===== Data section =====

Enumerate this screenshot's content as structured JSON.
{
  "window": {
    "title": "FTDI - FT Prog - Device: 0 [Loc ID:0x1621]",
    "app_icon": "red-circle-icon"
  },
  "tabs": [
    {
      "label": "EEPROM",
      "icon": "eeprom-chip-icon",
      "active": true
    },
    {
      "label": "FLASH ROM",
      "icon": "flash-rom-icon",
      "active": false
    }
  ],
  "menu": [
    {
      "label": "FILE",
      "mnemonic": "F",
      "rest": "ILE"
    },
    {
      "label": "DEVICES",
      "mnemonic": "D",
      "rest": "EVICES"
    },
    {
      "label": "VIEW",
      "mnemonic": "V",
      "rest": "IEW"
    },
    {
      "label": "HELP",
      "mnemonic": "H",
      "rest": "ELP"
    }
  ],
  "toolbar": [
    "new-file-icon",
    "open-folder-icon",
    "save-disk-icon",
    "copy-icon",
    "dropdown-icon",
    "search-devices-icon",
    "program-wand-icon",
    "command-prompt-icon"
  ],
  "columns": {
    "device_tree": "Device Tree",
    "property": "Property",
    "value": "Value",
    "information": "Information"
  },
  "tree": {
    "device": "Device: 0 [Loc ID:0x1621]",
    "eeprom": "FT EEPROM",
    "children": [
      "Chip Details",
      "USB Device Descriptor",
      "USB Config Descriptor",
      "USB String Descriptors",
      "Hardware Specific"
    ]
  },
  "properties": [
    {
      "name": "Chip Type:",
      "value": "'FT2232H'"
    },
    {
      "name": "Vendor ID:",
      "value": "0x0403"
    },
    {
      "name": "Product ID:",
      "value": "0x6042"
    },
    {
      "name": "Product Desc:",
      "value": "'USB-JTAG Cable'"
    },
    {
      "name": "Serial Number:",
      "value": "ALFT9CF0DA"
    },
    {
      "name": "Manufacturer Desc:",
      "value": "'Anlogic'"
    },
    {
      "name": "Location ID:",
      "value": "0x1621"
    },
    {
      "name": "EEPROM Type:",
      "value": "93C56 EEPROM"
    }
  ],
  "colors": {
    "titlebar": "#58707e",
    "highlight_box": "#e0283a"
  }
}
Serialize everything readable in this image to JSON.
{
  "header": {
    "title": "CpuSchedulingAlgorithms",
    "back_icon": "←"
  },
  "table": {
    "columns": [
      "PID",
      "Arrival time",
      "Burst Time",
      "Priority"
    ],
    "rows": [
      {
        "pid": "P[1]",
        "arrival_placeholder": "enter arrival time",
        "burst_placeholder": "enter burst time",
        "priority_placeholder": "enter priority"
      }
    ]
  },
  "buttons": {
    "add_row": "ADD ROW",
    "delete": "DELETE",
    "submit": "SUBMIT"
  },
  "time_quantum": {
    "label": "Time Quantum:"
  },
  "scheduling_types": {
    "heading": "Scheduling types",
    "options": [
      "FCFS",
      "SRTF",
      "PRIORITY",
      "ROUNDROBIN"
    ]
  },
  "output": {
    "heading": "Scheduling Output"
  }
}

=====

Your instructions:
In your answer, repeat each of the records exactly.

Response to the task:
Enumerate this screenshot's content as structured JSON.
{
  "window": {
    "title": "FTDI - FT Prog - Device: 0 [Loc ID:0x1621]",
    "app_icon": "red-circle-icon"
  },
  "tabs": [
    {
      "label": "EEPROM",
      "icon": "eeprom-chip-icon",
      "active": true
    },
    {
      "label": "FLASH ROM",
      "icon": "flash-rom-icon",
      "active": false
    }
  ],
  "menu": [
    {
      "label": "FILE",
      "mnemonic": "F",
      "rest": "ILE"
    },
    {
      "label": "DEVICES",
      "mnemonic": "D",
      "rest": "EVICES"
    },
    {
      "label": "VIEW",
      "mnemonic": "V",
      "rest": "IEW"
    },
    {
      "label": "HELP",
      "mnemonic": "H",
      "rest": "ELP"
    }
  ],
  "toolbar": [
    "new-file-icon",
    "open-folder-icon",
    "save-disk-icon",
    "copy-icon",
    "dropdown-icon",
    "search-devices-icon",
    "program-wand-icon",
    "command-prompt-icon"
  ],
  "columns": {
    "device_tree": "Device Tree",
    "property": "Property",
    "value": "Value",
    "information": "Information"
  },
  "tree": {
    "device": "Device: 0 [Loc ID:0x1621]",
    "eeprom": "FT EEPROM",
    "children": [
      "Chip Details",
      "USB Device Descriptor",
      "USB Config Descriptor",
      "USB String Descriptors",
      "Hardware Specific"
    ]
  },
  "properties": [
    {
      "name": "Chip Type:",
      "value": "'FT2232H'"
    },
    {
      "name": "Vendor ID:",
      "value": "0x0403"
    },
    {
      "name": "Product ID:",
      "value": "0x6042"
    },
    {
      "name": "Product Desc:",
      "value": "'USB-JTAG Cable'"
    },
    {
      "name": "Serial Number:",
      "value": "ALFT9CF0DA"
    },
    {
      "name": "Manufacturer Desc:",
      "value": "'Anlogic'"
    },
    {
      "name": "Location ID:",
      "value": "0x1621"
    },
    {
      "name": "EEPROM Type:",
      "value": "93C56 EEPROM"
    }
  ],
  "colors": {
    "titlebar": "#58707e",
    "highlight_box": "#e0283a"
  }
}
Serialize everything readable in this image to JSON.
{
  "header": {
    "title": "CpuSchedulingAlgorithms",
    "back_icon": "←"
  },
  "table": {
    "columns": [
      "PID",
      "Arrival time",
      "Burst Time",
      "Priority"
    ],
    "rows": [
      {
        "pid": "P[1]",
        "arrival_placeholder": "enter arrival time",
        "burst_placeholder": "enter burst time",
        "priority_placeholder": "enter priority"
      }
    ]
  },
  "buttons": {
    "add_row": "ADD ROW",
    "delete": "DELETE",
    "submit": "SUBMIT"
  },
  "time_quantum": {
    "label": "Time Quantum:"
  },
  "scheduling_types": {
    "heading": "Scheduling types",
    "options": [
      "FCFS",
      "SRTF",
      "PRIORITY",
      "ROUNDROBIN"
    ]
  },
  "output": {
    "heading": "Scheduling Output"
  }
}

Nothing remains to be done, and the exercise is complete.